### Records provided ###

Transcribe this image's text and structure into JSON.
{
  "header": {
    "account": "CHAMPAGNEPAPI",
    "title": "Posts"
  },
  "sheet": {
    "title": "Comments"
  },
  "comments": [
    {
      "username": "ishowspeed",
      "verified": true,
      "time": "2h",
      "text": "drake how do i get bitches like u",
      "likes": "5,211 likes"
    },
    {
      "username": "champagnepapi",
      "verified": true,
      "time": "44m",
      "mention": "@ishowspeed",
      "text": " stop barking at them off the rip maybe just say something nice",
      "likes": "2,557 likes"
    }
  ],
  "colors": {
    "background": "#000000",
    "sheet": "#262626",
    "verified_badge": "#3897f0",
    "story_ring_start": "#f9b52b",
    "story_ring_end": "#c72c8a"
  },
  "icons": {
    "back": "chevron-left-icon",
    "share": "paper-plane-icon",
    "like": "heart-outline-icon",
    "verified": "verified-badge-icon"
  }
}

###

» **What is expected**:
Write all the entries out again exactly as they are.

» **Answer to this task**:
Transcribe this image's text and structure into JSON.
{
  "header": {
    "account": "CHAMPAGNEPAPI",
    "title": "Posts"
  },
  "sheet": {
    "title": "Comments"
  },
  "comments": [
    {
      "username": "ishowspeed",
      "verified": true,
      "time": "2h",
      "text": "drake how do i get bitches like u",
      "likes": "5,211 likes"
    },
    {
      "username": "champagnepapi",
      "verified": true,
      "time": "44m",
      "mention": "@ishowspeed",
      "text": " stop barking at them off the rip maybe just say something nice",
      "likes": "2,557 likes"
    }
  ],
  "colors": {
    "background": "#000000",
    "sheet": "#262626",
    "verified_badge": "#3897f0",
    "story_ring_start": "#f9b52b",
    "story_ring_end": "#c72c8a"
  },
  "icons": {
    "back": "chevron-left-icon",
    "share": "paper-plane-icon",
    "like": "heart-outline-icon",
    "verified": "verified-badge-icon"
  }
}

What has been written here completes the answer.